Parent's Guide To Dealing With Bullying
While school is a fundamental part of your child's formative years, it's not always plain sailing. The demands of the school routine, the pressure of homework assignments, and the perceived need to achieve good grades all add up. Many kids feel left out and may have trouble breaking into a popular clique or building a circle of friends. School itself can be challenging for many children, and it becomes much worse when bullying rears its ugly head. Unfortunately, that happens all too often. 28% of US students in grades 9-12 have experienced bullying, 30% of young people admit to having bullied others, and 70.6% say they have witnessed it happening. Those figures suggest that this is a common problem and that parents need to be aware of it.
As a parent, you need to be able to identify if your child is a victim or a perpetrator of this kind of abuse and be in a position to help resolve the situation.

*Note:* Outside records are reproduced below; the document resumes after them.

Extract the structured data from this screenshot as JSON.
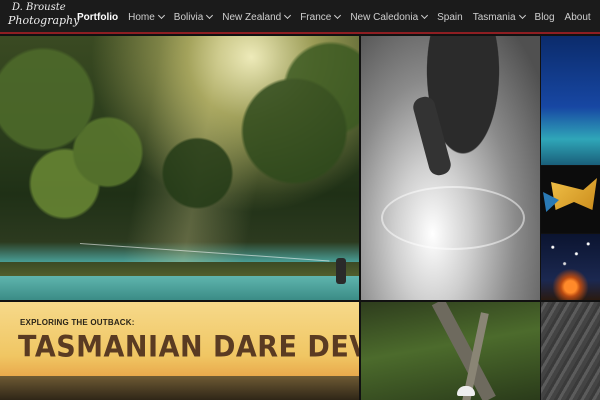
{
  "site": {
    "logo_line1": "D. Brouste",
    "logo_line2": "Photography"
  },
  "nav": {
    "items": [
      {
        "label": "Portfolio",
        "dropdown": false,
        "active": true
      },
      {
        "label": "Home",
        "dropdown": true
      },
      {
        "label": "Bolivia",
        "dropdown": true
      },
      {
        "label": "New Zealand",
        "dropdown": true
      },
      {
        "label": "France",
        "dropdown": true
      },
      {
        "label": "New Caledonia",
        "dropdown": true
      },
      {
        "label": "Spain",
        "dropdown": false
      },
      {
        "label": "Tasmania",
        "dropdown": true
      },
      {
        "label": "Blog",
        "dropdown": false
      },
      {
        "label": "About",
        "dropdown": false
      }
    ]
  },
  "featured": {
    "kicker": "EXPLORING THE OUTBACK:",
    "headline": "TASMANIAN DARE DEVILS"
  },
  "colors": {
    "nav_background": "#1b1b1b",
    "nav_accent_border": "#8e1e22",
    "headline": "#5a3b22"
  }
}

Bullying has evolved. Before the widespread use of cell phones and social media, bullies usually worked through face-to-face encounters. Now the rise of social media and the widespread availability of mobile phones enables them to adopt new methods that make it more difficult than ever to know whether your child is a victim.
Physical bullying includes hitting, kicking, pinching, pushing, tripping or damaging property. It is perhaps the most traditional kind of bullying and causes short-term and long-term damage.
Verbal bullying includes name-calling, teasing, insults, shouting, threats, intimidation, and other kinds of verbal abuse, such as homophobic or racist remarks. While this can seem harmless, it can quickly escalate to a point where the target experiences extreme depression.
Social bullying is more difficult to spot, even for the victim. That's because it often happens behind the victim's back. It can involve rumor spreading or lying, embarrassing and humiliating the target, playing nasty jokes, or encouraging others to exclude the target from a social group.
Cyberbullying occurs in social media via email, text message, instant message or telephone call. Cyberbullying can happen in an open public forum or in private. If the latter, often only the bully and the target are aware of the abuse.
8% of US students in grades 9-12 have experienced bullying, 30% of young people admit to having bullied others, and 70.6% say they have witnessed it happening.
All of these can have damaging short-term effects on children, and in extreme cases may lead to depression, refusal to attend school and even suicide. Some studies indicate that bully victims are two to nine times more likely to commit suicide than their peers and that 160,000 kids stay home from school every day due to bullying. Figures like that are a good reason to pay attention.
Unless your child openly tells you that he or she is being bullied or has obvious signs of physical abuse when they return from school, it can be difficult to spot. Physical bullying is perhaps the easiest kind to detect because it exhibits signs in the form of bruises, cuts, ripped clothes or frequent complaints from your child of headaches and stomach aches. If your kid is being bullied, you may also notice sudden changes in their personality. For example, a child who is usually happy-go-lucky and confident might become quieter and not want to go to school.
Sleep disturbance, like frequent nightmares and difficulty falling asleep, is also a sign that your child might be on the receiving end of abuse. The same goes for changes in your child's eating habits and willingness to participate in social activities. If your child goes out of their way to avoid certain situations, like taking the bus to school, if you notice a sudden drop in your child's grades, then a bully could be responsible. Children who are bullied often blame themselves, and feel helpless and worthless. Bullied children also come across as being sad, lonely, anxious or depressed, which affects their schoolwork and attendance, often resulting in poorer grades.
The signs of cyberbullying are often more difficult to spot. However, if your child used to be an avid user of social media and instant messaging, and then they suddenly stopped, this could be because they are the targets of cyberbullies. A lot of cyberbullying often occurs in private messages, but it also sometimes happens out in the open. For this reason, it's a good idea to keep an eye on your child's various social media accounts and see if you can spot any obvious signs, such as nasty posts on your child's profile.
Bullying is a delicate subject, and many children are reluctant to talk about it, especially if it's happening to them. As a parent, you have such an important role to play in resolving the situation, but you'll need to handle it carefully to avoid making things worse.
If your child has told you about bullying, don't be too quick to assume anything. One of the worse things you can do is ask them questions like, “did you hit them first?” or “did you do something to make them do that to you?” Questions like this will only make your child feel as though you think they have done something wrong when most of the time they haven't. Victims of bullying often blame themselves, and you shouldn't add to this.
A change in your child's behavior or a sudden drop in their grades could be signs that they are being bullied. However, the right time to talk isn't always when something is obviously wrong. Pick a time when your child is calm and not overly agitated. They will respond better and are more likely to open up about any problems they're experiencing. Try not to interrogate them. Simply say you've noticed a change in this or a change in that and see how the child responds.
Some parents rush to arrange a meeting between themselves, their child, the “bully” and the bully's parents. This isn't usually a good idea. A rush confrontation is inevitably awkward and uncomfortable for both children and rarely resolves the issue. The bottom line is that before calling any meeting, you should have a proper talk with your child. Often, a face-to-face meeting with the bully is the last thing they want and can often exacerbate the situation.